Over time, all of this can take its toll on partners and next thing ya know, partners are experiencing clinically significant distress, but often try not to show it, coping alone. And the reality for partners of individuals with cancer, is that cancer sucks! Unfortunately, the partner rarely gets offered or asks for support is or asked how THEY are.
Here’s three tips for patients to better support partners, so that TOGETHER you can support one another and cope with cancer as effectively as possible:
1. Check in with your partner and ask them how they’re coping with your cancer and its side effects. Try starting off the conversation by acknowledging that your cancer has impacted both you and your partner. Perhaps try saying, “I know that we’ve BOTH been impacted by my cancer.” Next, ask how your partner, “how have you been coping?”
Just by asking this simple question you are opening the door to supporting one another and allowing your partner to discuss their concerns open and honestly.
2. Encourage your partner to do things on their own or with their friends, so that they focus on their own self-care. While this may be challenging to plan for logistically, it’s important for partners to have breaks to re-charge and be steady for the long-haul.

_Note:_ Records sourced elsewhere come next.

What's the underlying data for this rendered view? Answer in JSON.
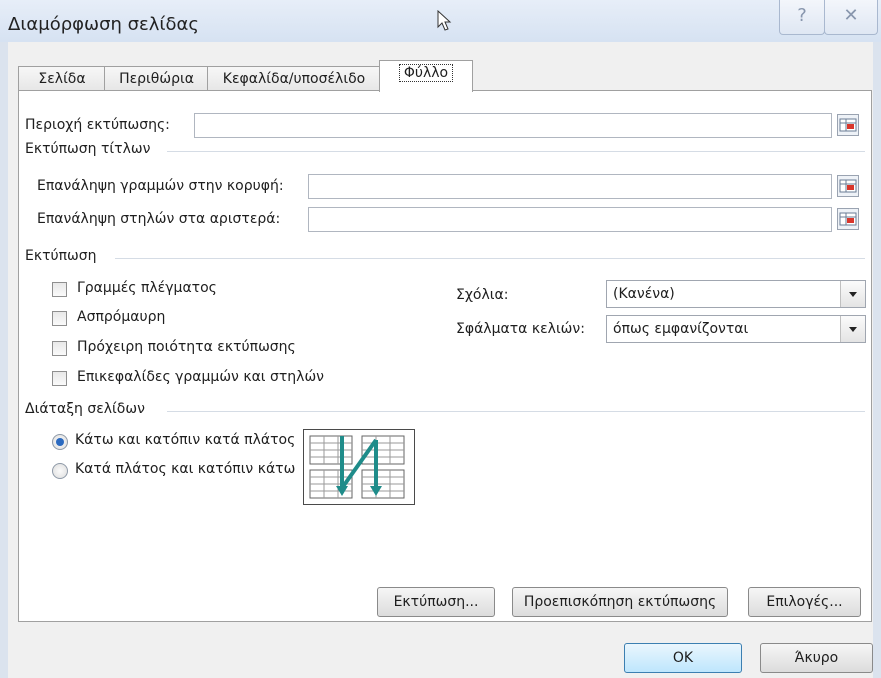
{
  "window": {
    "title": "Διαμόρφωση σελίδας",
    "help_icon": "help-icon",
    "close_icon": "close-icon"
  },
  "tabs": [
    {
      "label": "Σελίδα",
      "active": false
    },
    {
      "label": "Περιθώρια",
      "active": false
    },
    {
      "label": "Κεφαλίδα/υποσέλιδο",
      "active": false
    },
    {
      "label": "Φύλλο",
      "active": true
    }
  ],
  "print_area": {
    "label": "Περιοχή εκτύπωσης:",
    "value": ""
  },
  "print_titles": {
    "section": "Εκτύπωση τίτλων",
    "rows_label": "Επανάληψη γραμμών στην κορυφή:",
    "rows_value": "",
    "cols_label": "Επανάληψη στηλών στα αριστερά:",
    "cols_value": ""
  },
  "print": {
    "section": "Εκτύπωση",
    "checkboxes": [
      {
        "label": "Γραμμές πλέγματος",
        "checked": false
      },
      {
        "label": "Ασπρόμαυρη",
        "checked": false
      },
      {
        "label": "Πρόχειρη ποιότητα εκτύπωσης",
        "checked": false
      },
      {
        "label": "Επικεφαλίδες γραμμών και στηλών",
        "checked": false
      }
    ],
    "comments_label": "Σχόλια:",
    "comments_value": "(Κανένα)",
    "errors_label": "Σφάλματα κελιών:",
    "errors_value": "όπως εμφανίζονται"
  },
  "page_order": {
    "section": "Διάταξη σελίδων",
    "options": [
      {
        "label": "Κάτω και κατόπιν κατά πλάτος",
        "selected": true
      },
      {
        "label": "Κατά πλάτος και κατόπιν κάτω",
        "selected": false
      }
    ]
  },
  "buttons": {
    "print": "Εκτύπωση...",
    "preview": "Προεπισκόπηση εκτύπωσης",
    "options": "Επιλογές...",
    "ok": "OK",
    "cancel": "Άκυρο"
  },
  "colors": {
    "accent": "#1f8c8a",
    "selected_radio": "#2b6ac0"
  }
}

3. Recommend that your partner get support if they are experiencing symptoms of distress. While most of what you read on the Internet or see in the clinic may focus on supporting patients, there are plenty of support services for partners. Keep in mind that everyone has a different way of coping, so psychotherapy might not work for everyone, including your partner. However, psychotherapy can be a great starting place for your partner to begin to get support and then identify alternative strategies to cope more effectively.